**DIRECTIONS**
Any picture in the data below should be skipped, while every line is repeated exactly.

*** Opening of RECORD SET ***

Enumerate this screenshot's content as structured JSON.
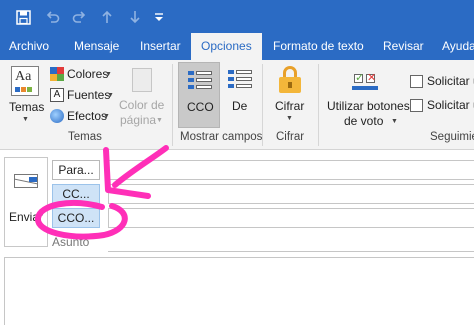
{
  "quick_access": {
    "save_icon": "save-icon",
    "undo_icon": "undo-icon",
    "redo_icon": "redo-icon",
    "up_icon": "up-arrow-icon",
    "down_icon": "down-arrow-icon",
    "customize_icon": "customize-icon"
  },
  "tabs": [
    {
      "label": "Archivo"
    },
    {
      "label": "Mensaje"
    },
    {
      "label": "Insertar"
    },
    {
      "label": "Opciones"
    },
    {
      "label": "Formato de texto"
    },
    {
      "label": "Revisar"
    },
    {
      "label": "Ayuda"
    }
  ],
  "ribbon": {
    "temas": {
      "temas_label": "Temas",
      "colores": "Colores",
      "fuentes": "Fuentes",
      "efectos": "Efectos",
      "color_pagina_1": "Color de",
      "color_pagina_2": "página",
      "group_label": "Temas"
    },
    "mostrar": {
      "cco": "CCO",
      "de": "De",
      "group_label": "Mostrar campos"
    },
    "cifrar": {
      "cifrar": "Cifrar",
      "group_label": "Cifrar"
    },
    "seguimiento": {
      "votar_1": "Utilizar botones",
      "votar_2": "de voto",
      "solicitar_1": "Solicitar u",
      "solicitar_2": "Solicitar u",
      "group_label": "Seguimie"
    }
  },
  "compose": {
    "send": "Enviar",
    "para": "Para...",
    "cc": "CC...",
    "cco": "CCO...",
    "asunto": "Asunto"
  },
  "colors": {
    "brand": "#2b6bc4",
    "annotation": "#ff2fb8"
  }
}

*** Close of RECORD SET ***

**FINISHED TASK**
Enumerate this screenshot's content as structured JSON.
{
  "quick_access": {
    "save_icon": "save-icon",
    "undo_icon": "undo-icon",
    "redo_icon": "redo-icon",
    "up_icon": "up-arrow-icon",
    "down_icon": "down-arrow-icon",
    "customize_icon": "customize-icon"
  },
  "tabs": [
    {
      "label": "Archivo"
    },
    {
      "label": "Mensaje"
    },
    {
      "label": "Insertar"
    },
    {
      "label": "Opciones"
    },
    {
      "label": "Formato de texto"
    },
    {
      "label": "Revisar"
    },
    {
      "label": "Ayuda"
    }
  ],
  "ribbon": {
    "temas": {
      "temas_label": "Temas",
      "colores": "Colores",
      "fuentes": "Fuentes",
      "efectos": "Efectos",
      "color_pagina_1": "Color de",
      "color_pagina_2": "página",
      "group_label": "Temas"
    },
    "mostrar": {
      "cco": "CCO",
      "de": "De",
      "group_label": "Mostrar campos"
    },
    "cifrar": {
      "cifrar": "Cifrar",
      "group_label": "Cifrar"
    },
    "seguimiento": {
      "votar_1": "Utilizar botones",
      "votar_2": "de voto",
      "solicitar_1": "Solicitar u",
      "solicitar_2": "Solicitar u",
      "group_label": "Seguimie"
    }
  },
  "compose": {
    "send": "Enviar",
    "para": "Para...",
    "cc": "CC...",
    "cco": "CCO...",
    "asunto": "Asunto"
  },
  "colors": {
    "brand": "#2b6bc4",
    "annotation": "#ff2fb8"
  }
}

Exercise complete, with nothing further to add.